Huntley’s Haunted Trails

Huntley Park District holds event for families to celebrate Halloween


Courtesy of Nikki Darnall

By Nikki Darnall

A cloudy black sky casted an ominous sheet over all who dared to stand outside. A line quickly formed with people bustling with anticipation. Families holding their plastic pumpkin trick or treat bags, their eyes gleaming with excitement to get both treats and a scare. 

On Friday, Oct. 22, the Huntley Park District held a Haunted Trails Event at Deicke Park. The event took place from 7 p.m. to 9 p.m., and was aimed for kids ages 8-17. They sold out an hour before the event, at 250 tickets.

As families stood in line, they could feel they were being watched. Despite the 34° weather and the breeze that could send a shiver up your spine, it was actually a person that gave them a fright. 

He would walk up and down the line with a slight limp, peering into the souls of each family, trying to pick the weakest link to pounce on. The only sound you could hear from him was the slight scraping of his axe he dragged behind him.

Matt Szytz, a scary character, has been working at the Huntley Park District for 6 years, since he was 15 years old. 

This is the first time that the Huntley Park District has ever done anything like this so they were eager to see everyone’s opinions. The trail should take about 15 minutes to walk through and has various tricks and treats along the way.

“You have scenes where things are going to be a little creepy, some may have flashing lights, or characters that are pretty creepy that will jump out at you when you least expect it. There are also treats along the way for any kids that are looking for some candy,” Szytz said.
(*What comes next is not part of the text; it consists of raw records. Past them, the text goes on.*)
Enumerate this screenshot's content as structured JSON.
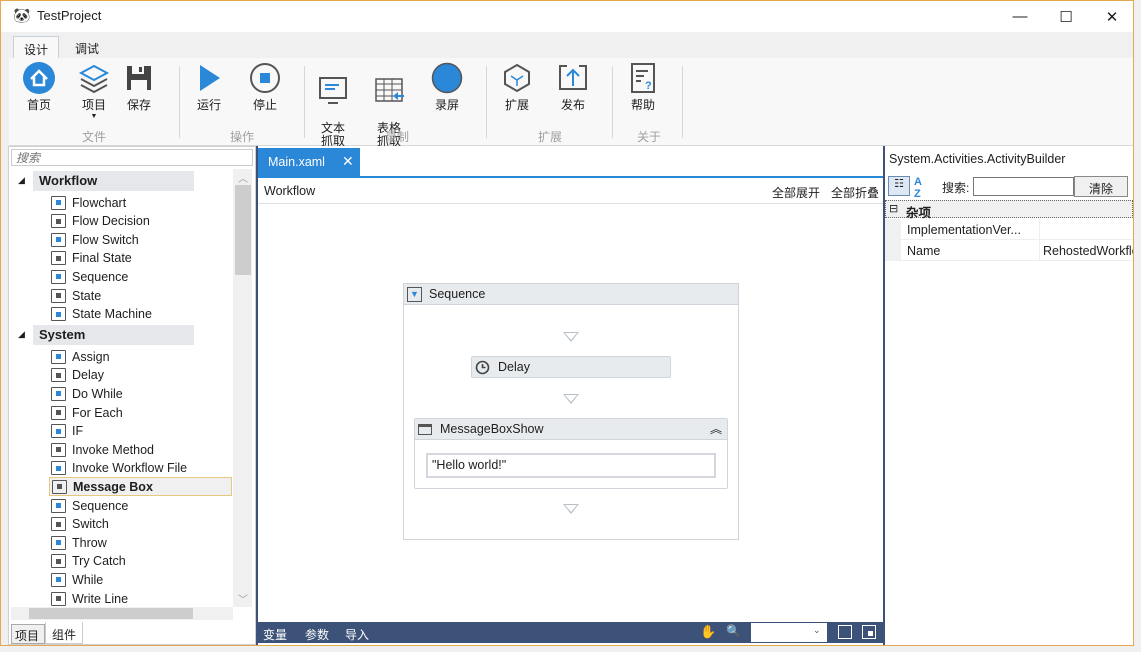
{
  "window": {
    "title": "TestProject",
    "minimize": "—",
    "maximize": "☐",
    "close": "✕"
  },
  "ribbon_tabs": [
    {
      "label": "设计",
      "active": true
    },
    {
      "label": "调试",
      "active": false
    }
  ],
  "ribbon": {
    "buttons": {
      "home": "首页",
      "project": "项目",
      "save": "保存",
      "run": "运行",
      "stop": "停止",
      "text_capture": "文本\n抓取",
      "table_capture": "表格\n抓取",
      "record": "录屏",
      "extend": "扩展",
      "publish": "发布",
      "help": "帮助"
    },
    "groups": {
      "file": "文件",
      "ops": "操作",
      "record": "录制",
      "extend": "扩展",
      "about": "关于"
    },
    "accent": "#2b87d8"
  },
  "toolbox": {
    "search_placeholder": "搜索",
    "categories": [
      {
        "label": "Workflow",
        "items": [
          "Flowchart",
          "Flow Decision",
          "Flow Switch",
          "Final State",
          "Sequence",
          "State",
          "State Machine"
        ]
      },
      {
        "label": "System",
        "items": [
          "Assign",
          "Delay",
          "Do While",
          "For Each",
          "IF",
          "Invoke Method",
          "Invoke Workflow File",
          "Message Box",
          "Sequence",
          "Switch",
          "Throw",
          "Try Catch",
          "While",
          "Write Line"
        ]
      }
    ],
    "selected": "Message Box",
    "bottom_tabs": [
      {
        "label": "项目",
        "active": false
      },
      {
        "label": "组件",
        "active": true
      }
    ]
  },
  "designer": {
    "tab": "Main.xaml",
    "breadcrumb": "Workflow",
    "expand_all": "全部展开",
    "collapse_all": "全部折叠",
    "sequence": {
      "title": "Sequence",
      "delay": "Delay",
      "msgbox": {
        "title": "MessageBoxShow",
        "value": "\"Hello world!\""
      }
    },
    "bottom": {
      "variables": "变量",
      "arguments": "参数",
      "imports": "导入",
      "zoom_value": ""
    }
  },
  "properties": {
    "title": "System.Activities.ActivityBuilder",
    "search_label": "搜索:",
    "search_value": "",
    "clear": "清除",
    "category": "杂项",
    "rows": [
      {
        "name": "ImplementationVer...",
        "value": ""
      },
      {
        "name": "Name",
        "value": "RehostedWorkflow"
      }
    ]
  }
}
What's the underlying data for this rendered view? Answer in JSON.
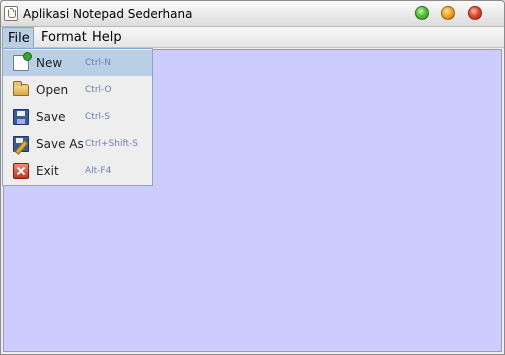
{
  "window": {
    "title": "Aplikasi Notepad Sederhana",
    "icon": "java-cup-icon",
    "controls": [
      "minimize-button-green",
      "maximize-button-orange",
      "close-button-red"
    ]
  },
  "menubar": {
    "items": [
      "File",
      "Format",
      "Help"
    ],
    "active": "File"
  },
  "file_menu": {
    "items": [
      {
        "label": "New",
        "accelerator": "Ctrl-N",
        "icon": "new-document-icon",
        "highlighted": true
      },
      {
        "label": "Open",
        "accelerator": "Ctrl-O",
        "icon": "open-folder-icon"
      },
      {
        "label": "Save",
        "accelerator": "Ctrl-S",
        "icon": "floppy-disk-icon"
      },
      {
        "label": "Save As",
        "accelerator": "Ctrl+Shift-S",
        "icon": "save-as-icon"
      },
      {
        "label": "Exit",
        "accelerator": "Alt-F4",
        "icon": "exit-icon"
      }
    ]
  },
  "editor": {
    "content": "",
    "background": "#ccccff"
  },
  "colors": {
    "menu_highlight": "#b8cfe5",
    "accelerator_text": "#6a7fb0"
  }
}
“We started preparing with decorations about two months ago, we got some donations from the community and we have been out here since 10 a.m., setting everything up,” Meredith Johnson, Recreations Supervisor, said.

Meredith Johnson has been with Huntley Park District for 18 years. She started when she was a teenager and has stuck with them ever since. 

Johnson and the whole team achieved their goals because so many families and groups of friends came out of the trail giggling and exasperatedly explaining to each other what scared them the most.

“It was traumatizing because there was a clown with a chainsaw that really scared me,” Pyper Williams said. 

This event was a hit, as many families and teens seemed to enjoy the spooks and sweets and definitely got into the Halloween spirit.